=== Data section ===

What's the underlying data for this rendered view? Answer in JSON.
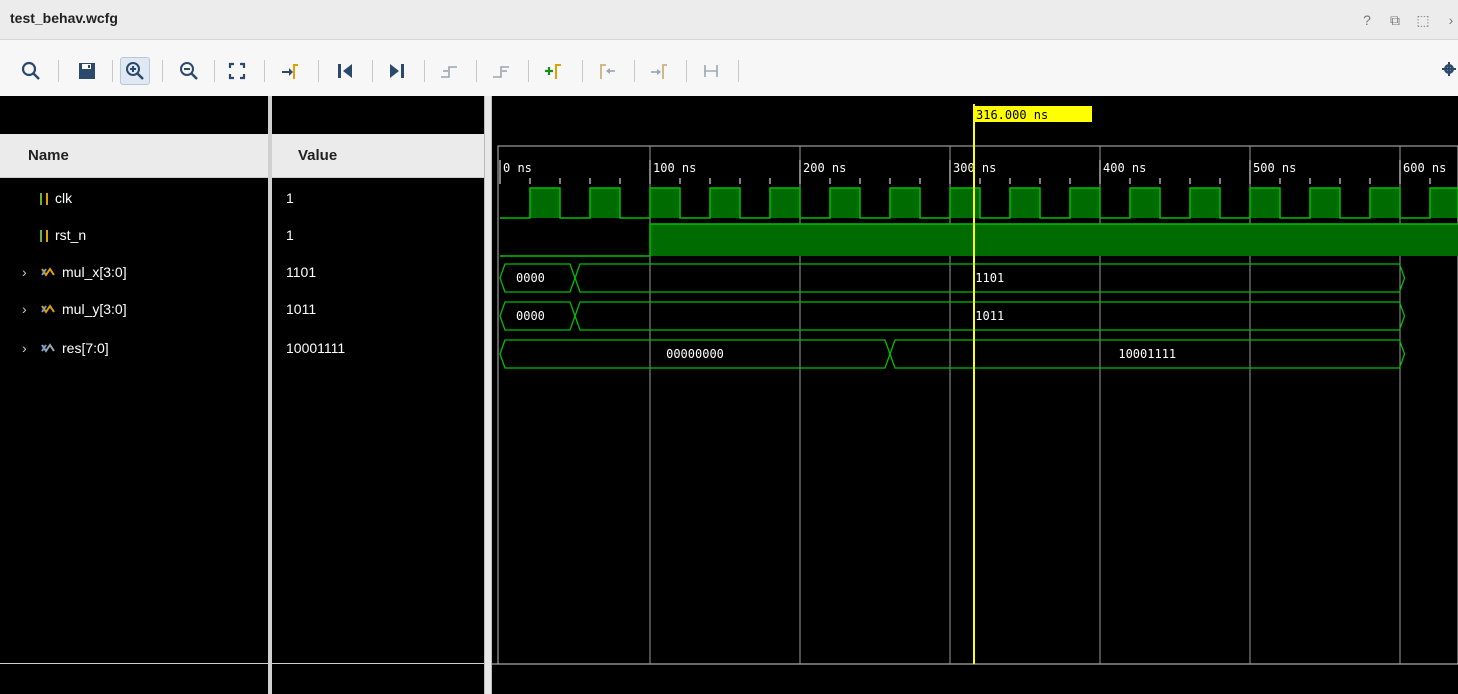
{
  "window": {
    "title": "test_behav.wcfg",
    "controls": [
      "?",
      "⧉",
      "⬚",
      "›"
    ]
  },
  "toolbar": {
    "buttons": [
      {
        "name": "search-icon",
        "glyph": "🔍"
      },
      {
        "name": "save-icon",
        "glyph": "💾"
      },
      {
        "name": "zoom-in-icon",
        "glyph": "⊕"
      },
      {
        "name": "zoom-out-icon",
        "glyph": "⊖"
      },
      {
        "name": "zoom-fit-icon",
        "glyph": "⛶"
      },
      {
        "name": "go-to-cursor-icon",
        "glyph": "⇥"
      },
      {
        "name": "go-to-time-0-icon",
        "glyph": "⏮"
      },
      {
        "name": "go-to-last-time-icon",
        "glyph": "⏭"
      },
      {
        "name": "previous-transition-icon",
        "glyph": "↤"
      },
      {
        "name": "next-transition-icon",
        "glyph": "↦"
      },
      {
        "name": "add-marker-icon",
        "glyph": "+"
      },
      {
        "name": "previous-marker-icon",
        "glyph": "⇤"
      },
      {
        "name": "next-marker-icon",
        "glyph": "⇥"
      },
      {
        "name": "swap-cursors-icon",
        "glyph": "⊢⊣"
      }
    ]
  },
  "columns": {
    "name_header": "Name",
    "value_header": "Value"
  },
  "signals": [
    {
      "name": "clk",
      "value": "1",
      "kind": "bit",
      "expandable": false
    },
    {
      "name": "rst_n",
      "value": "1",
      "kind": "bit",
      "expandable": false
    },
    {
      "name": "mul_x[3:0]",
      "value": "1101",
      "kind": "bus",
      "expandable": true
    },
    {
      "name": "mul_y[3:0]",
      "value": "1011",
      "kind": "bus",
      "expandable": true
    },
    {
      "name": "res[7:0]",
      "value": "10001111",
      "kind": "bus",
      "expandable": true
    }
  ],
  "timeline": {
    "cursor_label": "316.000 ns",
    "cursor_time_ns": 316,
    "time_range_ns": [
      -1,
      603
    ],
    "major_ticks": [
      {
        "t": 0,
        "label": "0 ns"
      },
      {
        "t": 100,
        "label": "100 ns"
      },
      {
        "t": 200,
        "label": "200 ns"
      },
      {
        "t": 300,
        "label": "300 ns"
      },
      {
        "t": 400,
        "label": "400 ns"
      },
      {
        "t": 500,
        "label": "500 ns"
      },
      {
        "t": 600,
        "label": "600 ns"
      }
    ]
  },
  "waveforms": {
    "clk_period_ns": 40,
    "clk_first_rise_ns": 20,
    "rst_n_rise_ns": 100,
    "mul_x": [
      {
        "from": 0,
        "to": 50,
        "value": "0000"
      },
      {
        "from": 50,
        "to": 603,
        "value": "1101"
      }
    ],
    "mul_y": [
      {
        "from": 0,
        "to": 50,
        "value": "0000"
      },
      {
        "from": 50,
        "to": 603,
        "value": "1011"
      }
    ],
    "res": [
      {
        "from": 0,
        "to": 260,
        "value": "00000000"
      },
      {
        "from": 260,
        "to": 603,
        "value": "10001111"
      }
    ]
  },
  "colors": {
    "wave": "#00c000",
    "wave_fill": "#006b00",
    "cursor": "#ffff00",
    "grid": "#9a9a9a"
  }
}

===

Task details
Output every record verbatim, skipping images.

Answer to this task
What's the underlying data for this rendered view? Answer in JSON.
{
  "window": {
    "title": "test_behav.wcfg",
    "controls": [
      "?",
      "⧉",
      "⬚",
      "›"
    ]
  },
  "toolbar": {
    "buttons": [
      {
        "name": "search-icon",
        "glyph": "🔍"
      },
      {
        "name": "save-icon",
        "glyph": "💾"
      },
      {
        "name": "zoom-in-icon",
        "glyph": "⊕"
      },
      {
        "name": "zoom-out-icon",
        "glyph": "⊖"
      },
      {
        "name": "zoom-fit-icon",
        "glyph": "⛶"
      },
      {
        "name": "go-to-cursor-icon",
        "glyph": "⇥"
      },
      {
        "name": "go-to-time-0-icon",
        "glyph": "⏮"
      },
      {
        "name": "go-to-last-time-icon",
        "glyph": "⏭"
      },
      {
        "name": "previous-transition-icon",
        "glyph": "↤"
      },
      {
        "name": "next-transition-icon",
        "glyph": "↦"
      },
      {
        "name": "add-marker-icon",
        "glyph": "+"
      },
      {
        "name": "previous-marker-icon",
        "glyph": "⇤"
      },
      {
        "name": "next-marker-icon",
        "glyph": "⇥"
      },
      {
        "name": "swap-cursors-icon",
        "glyph": "⊢⊣"
      }
    ]
  },
  "columns": {
    "name_header": "Name",
    "value_header": "Value"
  },
  "signals": [
    {
      "name": "clk",
      "value": "1",
      "kind": "bit",
      "expandable": false
    },
    {
      "name": "rst_n",
      "value": "1",
      "kind": "bit",
      "expandable": false
    },
    {
      "name": "mul_x[3:0]",
      "value": "1101",
      "kind": "bus",
      "expandable": true
    },
    {
      "name": "mul_y[3:0]",
      "value": "1011",
      "kind": "bus",
      "expandable": true
    },
    {
      "name": "res[7:0]",
      "value": "10001111",
      "kind": "bus",
      "expandable": true
    }
  ],
  "timeline": {
    "cursor_label": "316.000 ns",
    "cursor_time_ns": 316,
    "time_range_ns": [
      -1,
      603
    ],
    "major_ticks": [
      {
        "t": 0,
        "label": "0 ns"
      },
      {
        "t": 100,
        "label": "100 ns"
      },
      {
        "t": 200,
        "label": "200 ns"
      },
      {
        "t": 300,
        "label": "300 ns"
      },
      {
        "t": 400,
        "label": "400 ns"
      },
      {
        "t": 500,
        "label": "500 ns"
      },
      {
        "t": 600,
        "label": "600 ns"
      }
    ]
  },
  "waveforms": {
    "clk_period_ns": 40,
    "clk_first_rise_ns": 20,
    "rst_n_rise_ns": 100,
    "mul_x": [
      {
        "from": 0,
        "to": 50,
        "value": "0000"
      },
      {
        "from": 50,
        "to": 603,
        "value": "1101"
      }
    ],
    "mul_y": [
      {
        "from": 0,
        "to": 50,
        "value": "0000"
      },
      {
        "from": 50,
        "to": 603,
        "value": "1011"
      }
    ],
    "res": [
      {
        "from": 0,
        "to": 260,
        "value": "00000000"
      },
      {
        "from": 260,
        "to": 603,
        "value": "10001111"
      }
    ]
  },
  "colors": {
    "wave": "#00c000",
    "wave_fill": "#006b00",
    "cursor": "#ffff00",
    "grid": "#9a9a9a"
  }
}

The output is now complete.